# Task item:
Could you copy the whole listing below exactly as written?

# Given information:
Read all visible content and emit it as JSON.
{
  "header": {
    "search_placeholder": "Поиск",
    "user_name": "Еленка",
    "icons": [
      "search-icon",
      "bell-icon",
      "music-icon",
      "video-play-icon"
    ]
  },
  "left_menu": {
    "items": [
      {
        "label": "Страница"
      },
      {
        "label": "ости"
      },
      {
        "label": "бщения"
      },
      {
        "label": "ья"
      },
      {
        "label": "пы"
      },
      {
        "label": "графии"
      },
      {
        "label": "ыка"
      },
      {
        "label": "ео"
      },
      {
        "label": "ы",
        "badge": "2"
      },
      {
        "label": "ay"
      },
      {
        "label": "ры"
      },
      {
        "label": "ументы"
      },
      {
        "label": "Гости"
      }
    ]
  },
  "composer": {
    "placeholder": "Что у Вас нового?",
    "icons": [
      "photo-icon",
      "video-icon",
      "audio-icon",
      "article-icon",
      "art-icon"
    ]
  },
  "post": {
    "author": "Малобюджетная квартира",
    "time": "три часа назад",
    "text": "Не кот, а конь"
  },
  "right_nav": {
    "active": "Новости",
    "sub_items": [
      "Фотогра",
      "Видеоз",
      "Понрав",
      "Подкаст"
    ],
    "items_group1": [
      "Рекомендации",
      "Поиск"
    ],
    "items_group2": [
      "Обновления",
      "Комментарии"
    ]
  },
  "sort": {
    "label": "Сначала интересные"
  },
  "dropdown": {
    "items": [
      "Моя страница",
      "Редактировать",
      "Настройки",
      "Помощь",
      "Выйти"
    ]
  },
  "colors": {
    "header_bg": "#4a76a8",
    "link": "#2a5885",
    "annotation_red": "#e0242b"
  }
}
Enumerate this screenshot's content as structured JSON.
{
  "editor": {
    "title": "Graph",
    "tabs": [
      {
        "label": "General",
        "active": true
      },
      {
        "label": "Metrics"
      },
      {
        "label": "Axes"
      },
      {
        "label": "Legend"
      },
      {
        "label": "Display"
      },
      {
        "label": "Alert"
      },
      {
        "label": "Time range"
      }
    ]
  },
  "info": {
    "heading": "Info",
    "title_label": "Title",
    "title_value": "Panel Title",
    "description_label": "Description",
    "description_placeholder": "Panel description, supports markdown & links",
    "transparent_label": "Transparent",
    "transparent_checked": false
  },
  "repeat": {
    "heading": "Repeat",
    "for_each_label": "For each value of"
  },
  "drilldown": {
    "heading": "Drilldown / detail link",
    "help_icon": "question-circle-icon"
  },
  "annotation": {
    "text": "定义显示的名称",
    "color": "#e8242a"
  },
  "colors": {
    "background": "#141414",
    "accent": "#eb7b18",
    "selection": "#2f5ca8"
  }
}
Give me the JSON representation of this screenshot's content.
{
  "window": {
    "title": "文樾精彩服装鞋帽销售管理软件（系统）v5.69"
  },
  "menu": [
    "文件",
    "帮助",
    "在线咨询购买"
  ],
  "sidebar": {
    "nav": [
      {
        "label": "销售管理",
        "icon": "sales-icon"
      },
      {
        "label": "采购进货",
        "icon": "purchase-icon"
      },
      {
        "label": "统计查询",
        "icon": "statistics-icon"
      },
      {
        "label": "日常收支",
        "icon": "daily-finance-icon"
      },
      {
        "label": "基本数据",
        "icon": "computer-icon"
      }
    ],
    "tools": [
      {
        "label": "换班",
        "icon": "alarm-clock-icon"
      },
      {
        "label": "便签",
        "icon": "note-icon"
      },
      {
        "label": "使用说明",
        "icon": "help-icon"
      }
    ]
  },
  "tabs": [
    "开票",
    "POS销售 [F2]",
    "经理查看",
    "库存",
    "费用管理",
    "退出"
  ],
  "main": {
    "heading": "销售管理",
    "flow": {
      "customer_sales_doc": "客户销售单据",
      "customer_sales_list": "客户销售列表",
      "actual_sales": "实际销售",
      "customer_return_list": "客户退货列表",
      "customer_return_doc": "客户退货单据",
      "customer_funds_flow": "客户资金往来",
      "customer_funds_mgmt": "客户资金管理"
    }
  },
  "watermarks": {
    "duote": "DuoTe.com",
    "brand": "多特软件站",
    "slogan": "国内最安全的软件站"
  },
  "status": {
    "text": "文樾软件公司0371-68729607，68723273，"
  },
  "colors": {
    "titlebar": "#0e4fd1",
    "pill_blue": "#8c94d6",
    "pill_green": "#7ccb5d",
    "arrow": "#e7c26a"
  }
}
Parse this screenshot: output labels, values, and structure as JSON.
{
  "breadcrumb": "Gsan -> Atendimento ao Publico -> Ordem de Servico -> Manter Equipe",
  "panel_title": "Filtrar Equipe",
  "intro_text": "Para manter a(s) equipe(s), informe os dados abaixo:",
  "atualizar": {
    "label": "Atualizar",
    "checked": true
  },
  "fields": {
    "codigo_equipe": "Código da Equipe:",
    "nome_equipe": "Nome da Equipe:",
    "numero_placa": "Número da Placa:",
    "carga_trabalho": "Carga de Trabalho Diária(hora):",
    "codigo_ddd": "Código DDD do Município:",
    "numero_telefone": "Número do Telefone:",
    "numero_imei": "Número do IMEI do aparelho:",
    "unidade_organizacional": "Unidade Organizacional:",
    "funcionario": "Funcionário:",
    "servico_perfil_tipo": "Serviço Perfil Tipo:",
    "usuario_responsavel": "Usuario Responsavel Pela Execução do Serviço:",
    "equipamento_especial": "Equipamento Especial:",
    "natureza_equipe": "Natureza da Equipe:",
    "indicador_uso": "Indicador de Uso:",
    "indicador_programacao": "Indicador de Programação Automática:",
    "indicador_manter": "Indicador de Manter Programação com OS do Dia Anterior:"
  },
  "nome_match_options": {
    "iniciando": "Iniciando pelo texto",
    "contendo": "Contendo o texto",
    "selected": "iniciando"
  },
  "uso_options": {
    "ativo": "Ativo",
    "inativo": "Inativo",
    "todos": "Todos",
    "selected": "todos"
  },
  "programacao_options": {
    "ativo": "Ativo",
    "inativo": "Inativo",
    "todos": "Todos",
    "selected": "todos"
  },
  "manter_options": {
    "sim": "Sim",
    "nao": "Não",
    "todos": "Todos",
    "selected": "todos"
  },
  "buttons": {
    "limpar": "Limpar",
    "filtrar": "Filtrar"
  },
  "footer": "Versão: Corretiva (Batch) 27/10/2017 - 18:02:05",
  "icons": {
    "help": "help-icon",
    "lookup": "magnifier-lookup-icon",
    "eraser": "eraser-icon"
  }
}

# Your solution:
Read all visible content and emit it as JSON.
{
  "header": {
    "search_placeholder": "Поиск",
    "user_name": "Еленка",
    "icons": [
      "search-icon",
      "bell-icon",
      "music-icon",
      "video-play-icon"
    ]
  },
  "left_menu": {
    "items": [
      {
        "label": "Страница"
      },
      {
        "label": "ости"
      },
      {
        "label": "бщения"
      },
      {
        "label": "ья"
      },
      {
        "label": "пы"
      },
      {
        "label": "графии"
      },
      {
        "label": "ыка"
      },
      {
        "label": "ео"
      },
      {
        "label": "ы",
        "badge": "2"
      },
      {
        "label": "ay"
      },
      {
        "label": "ры"
      },
      {
        "label": "ументы"
      },
      {
        "label": "Гости"
      }
    ]
  },
  "composer": {
    "placeholder": "Что у Вас нового?",
    "icons": [
      "photo-icon",
      "video-icon",
      "audio-icon",
      "article-icon",
      "art-icon"
    ]
  },
  "post": {
    "author": "Малобюджетная квартира",
    "time": "три часа назад",
    "text": "Не кот, а конь"
  },
  "right_nav": {
    "active": "Новости",
    "sub_items": [
      "Фотогра",
      "Видеоз",
      "Понрав",
      "Подкаст"
    ],
    "items_group1": [
      "Рекомендации",
      "Поиск"
    ],
    "items_group2": [
      "Обновления",
      "Комментарии"
    ]
  },
  "sort": {
    "label": "Сначала интересные"
  },
  "dropdown": {
    "items": [
      "Моя страница",
      "Редактировать",
      "Настройки",
      "Помощь",
      "Выйти"
    ]
  },
  "colors": {
    "header_bg": "#4a76a8",
    "link": "#2a5885",
    "annotation_red": "#e0242b"
  }
}
Enumerate this screenshot's content as structured JSON.
{
  "editor": {
    "title": "Graph",
    "tabs": [
      {
        "label": "General",
        "active": true
      },
      {
        "label": "Metrics"
      },
      {
        "label": "Axes"
      },
      {
        "label": "Legend"
      },
      {
        "label": "Display"
      },
      {
        "label": "Alert"
      },
      {
        "label": "Time range"
      }
    ]
  },
  "info": {
    "heading": "Info",
    "title_label": "Title",
    "title_value": "Panel Title",
    "description_label": "Description",
    "description_placeholder": "Panel description, supports markdown & links",
    "transparent_label": "Transparent",
    "transparent_checked": false
  },
  "repeat": {
    "heading": "Repeat",
    "for_each_label": "For each value of"
  },
  "drilldown": {
    "heading": "Drilldown / detail link",
    "help_icon": "question-circle-icon"
  },
  "annotation": {
    "text": "定义显示的名称",
    "color": "#e8242a"
  },
  "colors": {
    "background": "#141414",
    "accent": "#eb7b18",
    "selection": "#2f5ca8"
  }
}
Give me the JSON representation of this screenshot's content.
{
  "window": {
    "title": "文樾精彩服装鞋帽销售管理软件（系统）v5.69"
  },
  "menu": [
    "文件",
    "帮助",
    "在线咨询购买"
  ],
  "sidebar": {
    "nav": [
      {
        "label": "销售管理",
        "icon": "sales-icon"
      },
      {
        "label": "采购进货",
        "icon": "purchase-icon"
      },
      {
        "label": "统计查询",
        "icon": "statistics-icon"
      },
      {
        "label": "日常收支",
        "icon": "daily-finance-icon"
      },
      {
        "label": "基本数据",
        "icon": "computer-icon"
      }
    ],
    "tools": [
      {
        "label": "换班",
        "icon": "alarm-clock-icon"
      },
      {
        "label": "便签",
        "icon": "note-icon"
      },
      {
        "label": "使用说明",
        "icon": "help-icon"
      }
    ]
  },
  "tabs": [
    "开票",
    "POS销售 [F2]",
    "经理查看",
    "库存",
    "费用管理",
    "退出"
  ],
  "main": {
    "heading": "销售管理",
    "flow": {
      "customer_sales_doc": "客户销售单据",
      "customer_sales_list": "客户销售列表",
      "actual_sales": "实际销售",
      "customer_return_list": "客户退货列表",
      "customer_return_doc": "客户退货单据",
      "customer_funds_flow": "客户资金往来",
      "customer_funds_mgmt": "客户资金管理"
    }
  },
  "watermarks": {
    "duote": "DuoTe.com",
    "brand": "多特软件站",
    "slogan": "国内最安全的软件站"
  },
  "status": {
    "text": "文樾软件公司0371-68729607，68723273，"
  },
  "colors": {
    "titlebar": "#0e4fd1",
    "pill_blue": "#8c94d6",
    "pill_green": "#7ccb5d",
    "arrow": "#e7c26a"
  }
}
Parse this screenshot: output labels, values, and structure as JSON.
{
  "breadcrumb": "Gsan -> Atendimento ao Publico -> Ordem de Servico -> Manter Equipe",
  "panel_title": "Filtrar Equipe",
  "intro_text": "Para manter a(s) equipe(s), informe os dados abaixo:",
  "atualizar": {
    "label": "Atualizar",
    "checked": true
  },
  "fields": {
    "codigo_equipe": "Código da Equipe:",
    "nome_equipe": "Nome da Equipe:",
    "numero_placa": "Número da Placa:",
    "carga_trabalho": "Carga de Trabalho Diária(hora):",
    "codigo_ddd": "Código DDD do Município:",
    "numero_telefone": "Número do Telefone:",
    "numero_imei": "Número do IMEI do aparelho:",
    "unidade_organizacional": "Unidade Organizacional:",
    "funcionario": "Funcionário:",
    "servico_perfil_tipo": "Serviço Perfil Tipo:",
    "usuario_responsavel": "Usuario Responsavel Pela Execução do Serviço:",
    "equipamento_especial": "Equipamento Especial:",
    "natureza_equipe": "Natureza da Equipe:",
    "indicador_uso": "Indicador de Uso:",
    "indicador_programacao": "Indicador de Programação Automática:",
    "indicador_manter": "Indicador de Manter Programação com OS do Dia Anterior:"
  },
  "nome_match_options": {
    "iniciando": "Iniciando pelo texto",
    "contendo": "Contendo o texto",
    "selected": "iniciando"
  },
  "uso_options": {
    "ativo": "Ativo",
    "inativo": "Inativo",
    "todos": "Todos",
    "selected": "todos"
  },
  "programacao_options": {
    "ativo": "Ativo",
    "inativo": "Inativo",
    "todos": "Todos",
    "selected": "todos"
  },
  "manter_options": {
    "sim": "Sim",
    "nao": "Não",
    "todos": "Todos",
    "selected": "todos"
  },
  "buttons": {
    "limpar": "Limpar",
    "filtrar": "Filtrar"
  },
  "footer": "Versão: Corretiva (Batch) 27/10/2017 - 18:02:05",
  "icons": {
    "help": "help-icon",
    "lookup": "magnifier-lookup-icon",
    "eraser": "eraser-icon"
  }
}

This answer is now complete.